Hey there, time traveller!
This article was published 24/1/2013 (1341 days ago), so information in it may no longer be current.
Prime Minister Stephen Harper has decided he wants a broad consensus in Parliament and across Canada before deciding whether to extend the deployment of a C-17 cargo plane in support of France's counter-insurgency in Mali.
He's been obliged by Opposition leader Tom Mulcair who has agreed, following consultation with the prime minister, to continue Canada's role in the Mali operation. In return, the prime minister has agreed to allow the foreign affairs committee of Parliament to monitor Canada's role in the conflict.
Mr. Harper was not required by law or tradition to seek a coalition, but the move is both smart and appropriate.

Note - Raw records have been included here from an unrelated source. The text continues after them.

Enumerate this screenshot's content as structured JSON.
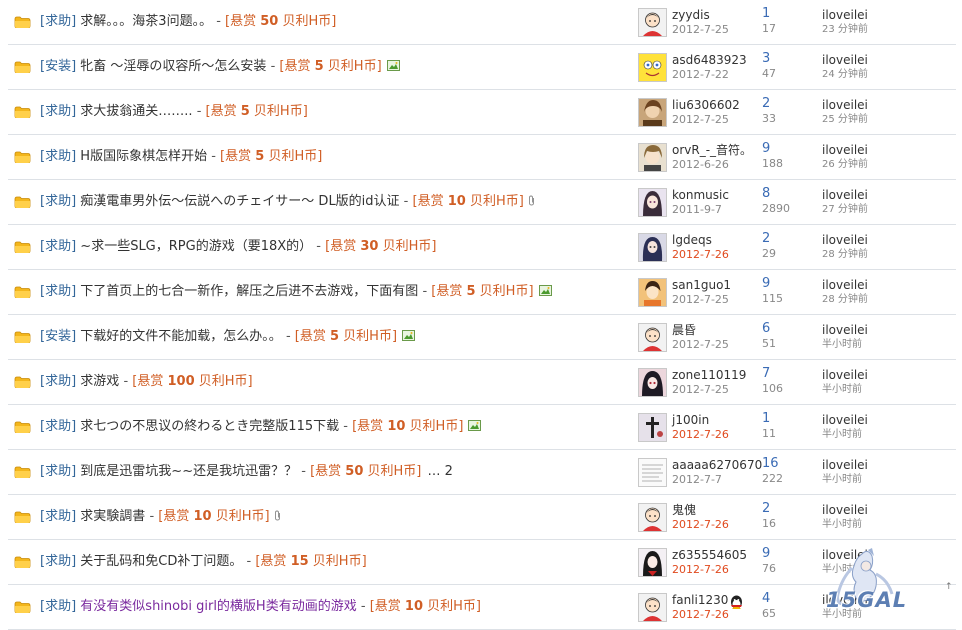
{
  "threads": [
    {
      "category": "[求助]",
      "title": "求解。。。海茶3问题。。",
      "reward_pre": "[悬赏 ",
      "reward_amount": "50",
      "reward_post": " 贝利H币]",
      "img": false,
      "attach": false,
      "pages": "",
      "author": "zyydis",
      "post_date": "2012-7-25",
      "date_new": false,
      "replies": "1",
      "views": "17",
      "last_poster": "iloveilei",
      "last_time": "23 分钟前",
      "avatar": "boy",
      "highlight": false
    },
    {
      "category": "[安装]",
      "title": "牝畜 ～淫辱の収容所～怎么安装",
      "reward_pre": "[悬赏 ",
      "reward_amount": "5",
      "reward_post": " 贝利H币]",
      "img": true,
      "attach": false,
      "pages": "",
      "author": "asd6483923",
      "post_date": "2012-7-22",
      "date_new": false,
      "replies": "3",
      "views": "47",
      "last_poster": "iloveilei",
      "last_time": "24 分钟前",
      "avatar": "sponge",
      "highlight": false
    },
    {
      "category": "[求助]",
      "title": "求大拔翁通关……..",
      "reward_pre": "[悬赏 ",
      "reward_amount": "5",
      "reward_post": " 贝利H币]",
      "img": false,
      "attach": false,
      "pages": "",
      "author": "liu6306602",
      "post_date": "2012-7-25",
      "date_new": false,
      "replies": "2",
      "views": "33",
      "last_poster": "iloveilei",
      "last_time": "25 分钟前",
      "avatar": "brown",
      "highlight": false
    },
    {
      "category": "[求助]",
      "title": "H版国际象棋怎样开始",
      "reward_pre": "[悬赏 ",
      "reward_amount": "5",
      "reward_post": " 贝利H币]",
      "img": false,
      "attach": false,
      "pages": "",
      "author": "orvR_-_音符。",
      "post_date": "2012-6-26",
      "date_new": false,
      "replies": "9",
      "views": "188",
      "last_poster": "iloveilei",
      "last_time": "26 分钟前",
      "avatar": "anime2",
      "highlight": false
    },
    {
      "category": "[求助]",
      "title": "痴漢電車男外伝～伝説へのチェイサー～ DL版的id认证",
      "reward_pre": "[悬赏 ",
      "reward_amount": "10",
      "reward_post": " 贝利H币]",
      "img": false,
      "attach": true,
      "pages": "",
      "author": "konmusic",
      "post_date": "2011-9-7",
      "date_new": false,
      "replies": "8",
      "views": "2890",
      "last_poster": "iloveilei",
      "last_time": "27 分钟前",
      "avatar": "anime3",
      "highlight": false
    },
    {
      "category": "[求助]",
      "title": "~求一些SLG，RPG的游戏（要18X的）",
      "reward_pre": "[悬赏 ",
      "reward_amount": "30",
      "reward_post": " 贝利H币]",
      "img": false,
      "attach": false,
      "pages": "",
      "author": "lgdeqs",
      "post_date": "2012-7-26",
      "date_new": true,
      "replies": "2",
      "views": "29",
      "last_poster": "iloveilei",
      "last_time": "28 分钟前",
      "avatar": "anime4",
      "highlight": false
    },
    {
      "category": "[求助]",
      "title": "下了首页上的七合一新作，解压之后进不去游戏，下面有图",
      "reward_pre": "[悬赏 ",
      "reward_amount": "5",
      "reward_post": " 贝利H币]",
      "img": true,
      "attach": false,
      "pages": "",
      "author": "san1guo1",
      "post_date": "2012-7-25",
      "date_new": false,
      "replies": "9",
      "views": "115",
      "last_poster": "iloveilei",
      "last_time": "28 分钟前",
      "avatar": "anime5",
      "highlight": false
    },
    {
      "category": "[安装]",
      "title": "下载好的文件不能加载，怎么办。。",
      "reward_pre": "[悬赏 ",
      "reward_amount": "5",
      "reward_post": " 贝利H币]",
      "img": true,
      "attach": false,
      "pages": "",
      "author": "晨昏",
      "post_date": "2012-7-25",
      "date_new": false,
      "replies": "6",
      "views": "51",
      "last_poster": "iloveilei",
      "last_time": "半小时前",
      "avatar": "boy",
      "highlight": false
    },
    {
      "category": "[求助]",
      "title": "求游戏",
      "reward_pre": "[悬赏 ",
      "reward_amount": "100",
      "reward_post": " 贝利H币]",
      "img": false,
      "attach": false,
      "pages": "",
      "author": "zone110119",
      "post_date": "2012-7-25",
      "date_new": false,
      "replies": "7",
      "views": "106",
      "last_poster": "iloveilei",
      "last_time": "半小时前",
      "avatar": "anime6",
      "highlight": false
    },
    {
      "category": "[求助]",
      "title": "求七つの不思议の終わるとき完整版115下载",
      "reward_pre": "[悬赏 ",
      "reward_amount": "10",
      "reward_post": " 贝利H币]",
      "img": true,
      "attach": false,
      "pages": "",
      "author": "j100in",
      "post_date": "2012-7-26",
      "date_new": true,
      "replies": "1",
      "views": "11",
      "last_poster": "iloveilei",
      "last_time": "半小时前",
      "avatar": "cross",
      "highlight": false
    },
    {
      "category": "[求助]",
      "title": "到底是迅雷坑我~~还是我坑迅雷？？",
      "reward_pre": "[悬赏 ",
      "reward_amount": "50",
      "reward_post": " 贝利H币]",
      "img": false,
      "attach": false,
      "pages": "… 2",
      "author": "aaaaa6270670",
      "post_date": "2012-7-7",
      "date_new": false,
      "replies": "16",
      "views": "222",
      "last_poster": "iloveilei",
      "last_time": "半小时前",
      "avatar": "text",
      "highlight": false
    },
    {
      "category": "[求助]",
      "title": "求実験調書",
      "reward_pre": "[悬赏 ",
      "reward_amount": "10",
      "reward_post": " 贝利H币]",
      "img": false,
      "attach": true,
      "pages": "",
      "author": "鬼傀",
      "post_date": "2012-7-26",
      "date_new": true,
      "replies": "2",
      "views": "16",
      "last_poster": "iloveilei",
      "last_time": "半小时前",
      "avatar": "boy",
      "highlight": false
    },
    {
      "category": "[求助]",
      "title": "关于乱码和免CD补丁问题。",
      "reward_pre": "[悬赏 ",
      "reward_amount": "15",
      "reward_post": " 贝利H币]",
      "img": false,
      "attach": false,
      "pages": "",
      "author": "z635554605",
      "post_date": "2012-7-26",
      "date_new": true,
      "replies": "9",
      "views": "76",
      "last_poster": "iloveilei",
      "last_time": "半小时前",
      "avatar": "anime7",
      "highlight": false
    },
    {
      "category": "[求助]",
      "title": "有没有类似shinobi girl的横版H类有动画的游戏",
      "reward_pre": "[悬赏 ",
      "reward_amount": "10",
      "reward_post": " 贝利H币]",
      "img": false,
      "attach": false,
      "pages": "",
      "author": "fanli1230",
      "post_date": "2012-7-26",
      "date_new": true,
      "replies": "4",
      "views": "65",
      "last_poster": "iloveilei",
      "last_time": "半小时前",
      "avatar": "boy",
      "highlight": true,
      "qq": true
    }
  ],
  "watermark": "15GAL",
  "scroll_marker": "↑"
}
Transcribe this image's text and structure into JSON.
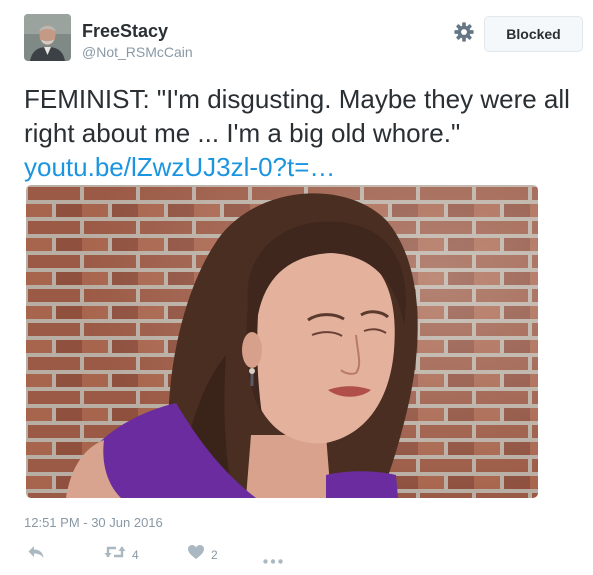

It's politically smart because it provides a wider front for moving forward and ensures the decision to help the French will not become a wedge issue. Afghanistan was frequently a divisive issue in Parliament and among the general population, which the prime minister clearly wants to avoid over Mali, even though Canada's role is miniscule.
It's appropriate because the government should keep other parties informed on foreign deployments and try to gain their acceptance.
Mr. Harper's sudden concern for a consensus, however, also raises questions that are rarely asked, namely: What is the correct political process for sending troops to war or peacekeeping and peace-making missions?
In Canada, the declaring of war or deployment of troops has been a somewhat vague affair. On Sept. 9, 1939, Parliament held a debate and voted to declare war on Germany, but it was not required and it had no legal force. The next day, then prime minister William Lyon Mackenzie King simply signed an order in council declaring war. Sept. 10 is marked as the day Canada declared war.
There was no parliamentary debate when Canada declared war on Japan in 1941 because the House wasn't sitting. Mr. King simply signed another order in council.
The right to declare war or send troops overseas is a cabinet prerogative in parliamentary tradition, but an amendment to the National Defence Act at the start of the Korean War in 1950 required that Parliament be recalled within 10 days following the deployment of troops for action.
The amendment, however, didn't change the cabinet prerogative; it merely ensured Parliament would have an opportunity to meet.
Such recalls, assuming Parliament wasn't already sitting, were eventually known as "take-note" debates, which were used numerous times since the Korean War, including several debates on the Afghan conflict.
As in the past, they were usually intended to inform Parliament of cabinet decisions or intentions, and not to seek permission.
Some critics find this process unacceptable, particularly when compared to the intricate system of checks and balances on war-making in the United States.
Parliament, however, is a different creature. A minority government would need to solicit the support of other parties or risk a vote of no-confidence, but a majority party has a mandate to rule.
Prime Minister Harper may not need Mr. Mulcair's support, but the country is better for it, particularly at a time when decisions about war and peace are far less clear than when the enemy was Nazi Germany and Imperial Japan.